> [Records provided]
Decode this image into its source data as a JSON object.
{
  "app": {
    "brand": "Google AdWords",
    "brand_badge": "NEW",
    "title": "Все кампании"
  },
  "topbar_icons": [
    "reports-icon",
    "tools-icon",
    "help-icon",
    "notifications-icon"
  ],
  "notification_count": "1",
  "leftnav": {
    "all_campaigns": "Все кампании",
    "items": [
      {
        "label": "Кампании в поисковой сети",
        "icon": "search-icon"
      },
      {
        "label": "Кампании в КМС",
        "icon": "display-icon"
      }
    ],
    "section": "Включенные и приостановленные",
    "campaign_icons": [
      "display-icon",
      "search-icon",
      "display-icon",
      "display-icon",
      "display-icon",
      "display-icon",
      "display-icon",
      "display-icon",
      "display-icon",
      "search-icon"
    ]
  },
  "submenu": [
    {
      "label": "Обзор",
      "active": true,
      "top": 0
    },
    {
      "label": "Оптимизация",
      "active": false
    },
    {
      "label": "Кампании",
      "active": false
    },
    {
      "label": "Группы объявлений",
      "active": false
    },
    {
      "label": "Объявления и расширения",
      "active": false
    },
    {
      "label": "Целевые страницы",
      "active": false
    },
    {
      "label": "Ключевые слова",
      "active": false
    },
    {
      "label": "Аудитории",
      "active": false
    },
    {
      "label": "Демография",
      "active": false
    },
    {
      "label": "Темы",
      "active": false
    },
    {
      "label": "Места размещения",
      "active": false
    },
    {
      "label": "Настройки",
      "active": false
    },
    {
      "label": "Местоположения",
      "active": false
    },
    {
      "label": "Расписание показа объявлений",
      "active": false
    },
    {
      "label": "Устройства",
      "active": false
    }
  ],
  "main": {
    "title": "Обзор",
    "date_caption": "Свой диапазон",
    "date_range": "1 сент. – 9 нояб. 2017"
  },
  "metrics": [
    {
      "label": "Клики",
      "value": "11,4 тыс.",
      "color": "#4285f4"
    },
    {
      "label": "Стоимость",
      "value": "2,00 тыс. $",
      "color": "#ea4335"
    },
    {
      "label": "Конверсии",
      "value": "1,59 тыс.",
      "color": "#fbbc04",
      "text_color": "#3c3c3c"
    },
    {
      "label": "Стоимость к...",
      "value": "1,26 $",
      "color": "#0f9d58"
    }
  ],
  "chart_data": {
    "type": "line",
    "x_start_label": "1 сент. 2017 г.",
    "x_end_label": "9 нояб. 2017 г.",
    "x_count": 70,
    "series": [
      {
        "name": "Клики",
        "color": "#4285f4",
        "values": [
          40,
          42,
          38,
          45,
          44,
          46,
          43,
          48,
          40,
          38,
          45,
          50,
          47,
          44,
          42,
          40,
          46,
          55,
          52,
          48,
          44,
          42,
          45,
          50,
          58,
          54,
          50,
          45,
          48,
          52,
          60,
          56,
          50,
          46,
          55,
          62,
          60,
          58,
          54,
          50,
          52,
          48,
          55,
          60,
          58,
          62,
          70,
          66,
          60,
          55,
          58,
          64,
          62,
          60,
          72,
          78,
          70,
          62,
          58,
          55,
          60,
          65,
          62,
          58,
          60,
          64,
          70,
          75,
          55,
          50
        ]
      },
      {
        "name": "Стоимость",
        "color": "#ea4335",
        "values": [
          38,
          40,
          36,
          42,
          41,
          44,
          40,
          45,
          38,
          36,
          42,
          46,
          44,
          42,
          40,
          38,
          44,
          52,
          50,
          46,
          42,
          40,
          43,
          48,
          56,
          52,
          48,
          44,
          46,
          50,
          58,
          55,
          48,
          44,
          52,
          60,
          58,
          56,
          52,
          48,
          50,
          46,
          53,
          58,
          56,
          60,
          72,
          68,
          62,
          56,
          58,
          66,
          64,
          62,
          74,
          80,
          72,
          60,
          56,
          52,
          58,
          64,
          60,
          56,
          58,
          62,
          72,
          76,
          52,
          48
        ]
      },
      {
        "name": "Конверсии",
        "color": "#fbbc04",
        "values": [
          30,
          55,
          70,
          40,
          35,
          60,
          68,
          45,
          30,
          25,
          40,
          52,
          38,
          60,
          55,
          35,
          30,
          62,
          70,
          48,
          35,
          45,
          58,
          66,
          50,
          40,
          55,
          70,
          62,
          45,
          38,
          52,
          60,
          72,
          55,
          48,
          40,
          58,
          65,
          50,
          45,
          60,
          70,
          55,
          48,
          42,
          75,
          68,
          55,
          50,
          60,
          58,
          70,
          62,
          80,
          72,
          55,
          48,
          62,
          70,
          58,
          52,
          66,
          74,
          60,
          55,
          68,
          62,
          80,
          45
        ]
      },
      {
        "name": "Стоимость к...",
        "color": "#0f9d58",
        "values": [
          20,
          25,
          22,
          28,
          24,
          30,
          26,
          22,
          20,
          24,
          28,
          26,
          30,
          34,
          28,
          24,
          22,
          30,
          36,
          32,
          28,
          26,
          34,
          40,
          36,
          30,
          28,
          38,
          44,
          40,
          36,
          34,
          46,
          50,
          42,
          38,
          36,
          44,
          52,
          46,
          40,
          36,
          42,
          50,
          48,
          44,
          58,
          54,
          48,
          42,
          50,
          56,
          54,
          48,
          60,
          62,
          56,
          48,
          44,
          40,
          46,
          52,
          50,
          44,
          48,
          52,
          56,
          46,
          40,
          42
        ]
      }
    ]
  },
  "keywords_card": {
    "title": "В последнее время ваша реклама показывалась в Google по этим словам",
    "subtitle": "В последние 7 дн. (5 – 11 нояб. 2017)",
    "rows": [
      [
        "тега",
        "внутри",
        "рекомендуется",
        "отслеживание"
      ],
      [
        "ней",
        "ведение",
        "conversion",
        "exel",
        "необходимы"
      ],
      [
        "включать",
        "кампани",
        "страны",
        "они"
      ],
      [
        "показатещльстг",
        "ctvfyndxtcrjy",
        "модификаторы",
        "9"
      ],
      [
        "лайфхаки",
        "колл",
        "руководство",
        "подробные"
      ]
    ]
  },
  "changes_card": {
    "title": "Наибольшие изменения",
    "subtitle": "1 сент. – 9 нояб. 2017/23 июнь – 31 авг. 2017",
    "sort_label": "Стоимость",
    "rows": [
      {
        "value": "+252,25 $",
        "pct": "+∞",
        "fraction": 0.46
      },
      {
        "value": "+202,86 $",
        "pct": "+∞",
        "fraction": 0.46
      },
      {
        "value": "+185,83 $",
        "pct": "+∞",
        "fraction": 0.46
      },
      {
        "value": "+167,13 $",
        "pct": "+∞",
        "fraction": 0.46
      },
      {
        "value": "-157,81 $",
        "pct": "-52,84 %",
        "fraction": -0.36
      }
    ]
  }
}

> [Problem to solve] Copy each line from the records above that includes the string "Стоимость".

> [Result for this exercise]
      "label": "Стоимость",
      "label": "Стоимость к...",
        "name": "Стоимость",
        "name": "Стоимость к...",
    "sort_label": "Стоимость",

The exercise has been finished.